TASK DIRECTIONS: An exact reproduction of the data below is expected, free of images.

DATA TO PROCESS:

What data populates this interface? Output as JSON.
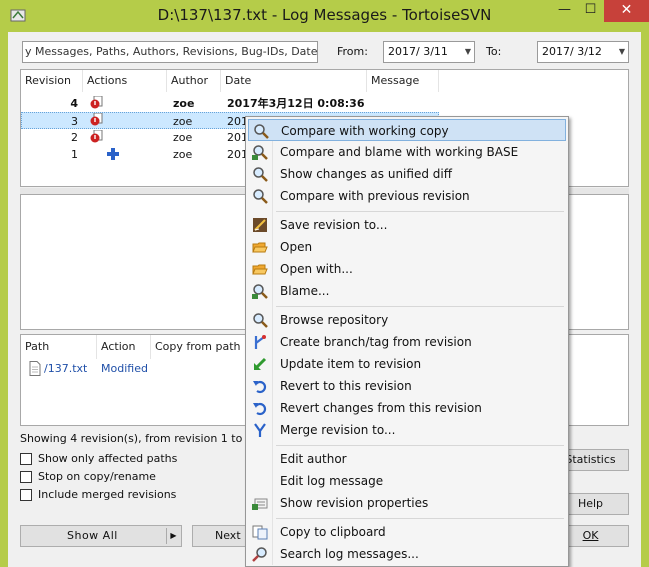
{
  "window": {
    "title": "D:\\137\\137.txt - Log Messages - TortoiseSVN",
    "minimize": "—",
    "maximize": "☐",
    "close": "✕"
  },
  "filter": {
    "search_value": "y Messages, Paths, Authors, Revisions, Bug-IDs, Date, Date",
    "from_label": "From:",
    "from_date": "2017/  3/11",
    "to_label": "To:",
    "to_date": "2017/  3/12"
  },
  "revisions": {
    "headers": [
      "Revision",
      "Actions",
      "Author",
      "Date",
      "Message"
    ],
    "rows": [
      {
        "revision": "4",
        "author": "zoe",
        "date": "2017年3月12日 0:08:36",
        "message": ""
      },
      {
        "revision": "3",
        "author": "zoe",
        "date": "201",
        "message": ""
      },
      {
        "revision": "2",
        "author": "zoe",
        "date": "201",
        "message": ""
      },
      {
        "revision": "1",
        "author": "zoe",
        "date": "201",
        "message": ""
      }
    ]
  },
  "paths": {
    "headers": [
      "Path",
      "Action",
      "Copy from path"
    ],
    "rows": [
      {
        "path": "/137.txt",
        "action": "Modified"
      }
    ]
  },
  "status": {
    "text": "Showing 4 revision(s), from revision 1 to revision 4"
  },
  "options": {
    "show_only_affected": "Show only affected paths",
    "stop_on_copy": "Stop on copy/rename",
    "include_merged": "Include merged revisions"
  },
  "buttons": {
    "show_all": "Show All",
    "next": "Next",
    "statistics": "Statistics",
    "help": "Help",
    "ok": "OK"
  },
  "context_menu": {
    "items": [
      {
        "label": "Compare with working copy",
        "icon": "magnifier-icon"
      },
      {
        "label": "Compare and blame with working BASE",
        "icon": "blame-compare-icon"
      },
      {
        "label": "Show changes as unified diff",
        "icon": "magnifier-icon"
      },
      {
        "label": "Compare with previous revision",
        "icon": "magnifier-icon"
      },
      {
        "label": "Save revision to...",
        "icon": "save-icon"
      },
      {
        "label": "Open",
        "icon": "open-folder-icon"
      },
      {
        "label": "Open with...",
        "icon": "open-folder-icon"
      },
      {
        "label": "Blame...",
        "icon": "blame-icon"
      },
      {
        "label": "Browse repository",
        "icon": "repo-browser-icon"
      },
      {
        "label": "Create branch/tag from revision",
        "icon": "branch-icon"
      },
      {
        "label": "Update item to revision",
        "icon": "update-arrow-icon"
      },
      {
        "label": "Revert to this revision",
        "icon": "revert-icon"
      },
      {
        "label": "Revert changes from this revision",
        "icon": "revert-icon"
      },
      {
        "label": "Merge revision to...",
        "icon": "merge-icon"
      },
      {
        "label": "Edit author",
        "icon": ""
      },
      {
        "label": "Edit log message",
        "icon": ""
      },
      {
        "label": "Show revision properties",
        "icon": "properties-icon"
      },
      {
        "label": "Copy to clipboard",
        "icon": "clipboard-icon"
      },
      {
        "label": "Search log messages...",
        "icon": "search-icon"
      }
    ]
  },
  "colors": {
    "window_frame": "#b5cc49",
    "selection": "#cce8ff",
    "menu_highlight": "#cfe2f5",
    "link_blue": "#1f4fa8",
    "close_red": "#c7413a"
  }
}
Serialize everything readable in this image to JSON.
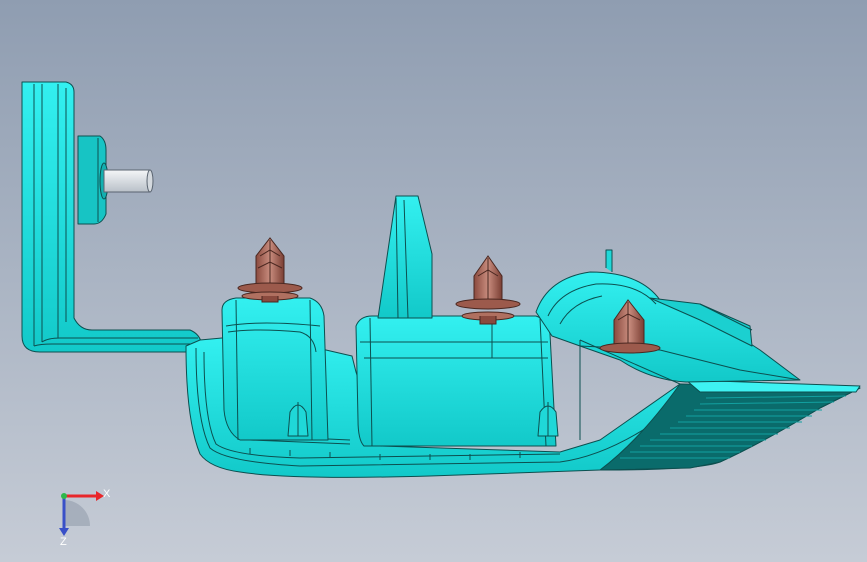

RESULT OF THIS TASK:
What data populates this interface? Output as JSON.
{
  "window": {
    "title": "D:\\137\\137.txt - Log Messages - TortoiseSVN",
    "minimize": "—",
    "maximize": "☐",
    "close": "✕"
  },
  "filter": {
    "search_value": "y Messages, Paths, Authors, Revisions, Bug-IDs, Date, Date",
    "from_label": "From:",
    "from_date": "2017/  3/11",
    "to_label": "To:",
    "to_date": "2017/  3/12"
  },
  "revisions": {
    "headers": [
      "Revision",
      "Actions",
      "Author",
      "Date",
      "Message"
    ],
    "rows": [
      {
        "revision": "4",
        "author": "zoe",
        "date": "2017年3月12日 0:08:36",
        "message": ""
      },
      {
        "revision": "3",
        "author": "zoe",
        "date": "201",
        "message": ""
      },
      {
        "revision": "2",
        "author": "zoe",
        "date": "201",
        "message": ""
      },
      {
        "revision": "1",
        "author": "zoe",
        "date": "201",
        "message": ""
      }
    ]
  },
  "paths": {
    "headers": [
      "Path",
      "Action",
      "Copy from path"
    ],
    "rows": [
      {
        "path": "/137.txt",
        "action": "Modified"
      }
    ]
  },
  "status": {
    "text": "Showing 4 revision(s), from revision 1 to revision 4"
  },
  "options": {
    "show_only_affected": "Show only affected paths",
    "stop_on_copy": "Stop on copy/rename",
    "include_merged": "Include merged revisions"
  },
  "buttons": {
    "show_all": "Show All",
    "next": "Next",
    "statistics": "Statistics",
    "help": "Help",
    "ok": "OK"
  },
  "context_menu": {
    "items": [
      {
        "label": "Compare with working copy",
        "icon": "magnifier-icon"
      },
      {
        "label": "Compare and blame with working BASE",
        "icon": "blame-compare-icon"
      },
      {
        "label": "Show changes as unified diff",
        "icon": "magnifier-icon"
      },
      {
        "label": "Compare with previous revision",
        "icon": "magnifier-icon"
      },
      {
        "label": "Save revision to...",
        "icon": "save-icon"
      },
      {
        "label": "Open",
        "icon": "open-folder-icon"
      },
      {
        "label": "Open with...",
        "icon": "open-folder-icon"
      },
      {
        "label": "Blame...",
        "icon": "blame-icon"
      },
      {
        "label": "Browse repository",
        "icon": "repo-browser-icon"
      },
      {
        "label": "Create branch/tag from revision",
        "icon": "branch-icon"
      },
      {
        "label": "Update item to revision",
        "icon": "update-arrow-icon"
      },
      {
        "label": "Revert to this revision",
        "icon": "revert-icon"
      },
      {
        "label": "Revert changes from this revision",
        "icon": "revert-icon"
      },
      {
        "label": "Merge revision to...",
        "icon": "merge-icon"
      },
      {
        "label": "Edit author",
        "icon": ""
      },
      {
        "label": "Edit log message",
        "icon": ""
      },
      {
        "label": "Show revision properties",
        "icon": "properties-icon"
      },
      {
        "label": "Copy to clipboard",
        "icon": "clipboard-icon"
      },
      {
        "label": "Search log messages...",
        "icon": "search-icon"
      }
    ]
  },
  "colors": {
    "window_frame": "#b5cc49",
    "selection": "#cce8ff",
    "menu_highlight": "#cfe2f5",
    "link_blue": "#1f4fa8",
    "close_red": "#c7413a"
  }
}
Serialize everything readable in this image to JSON.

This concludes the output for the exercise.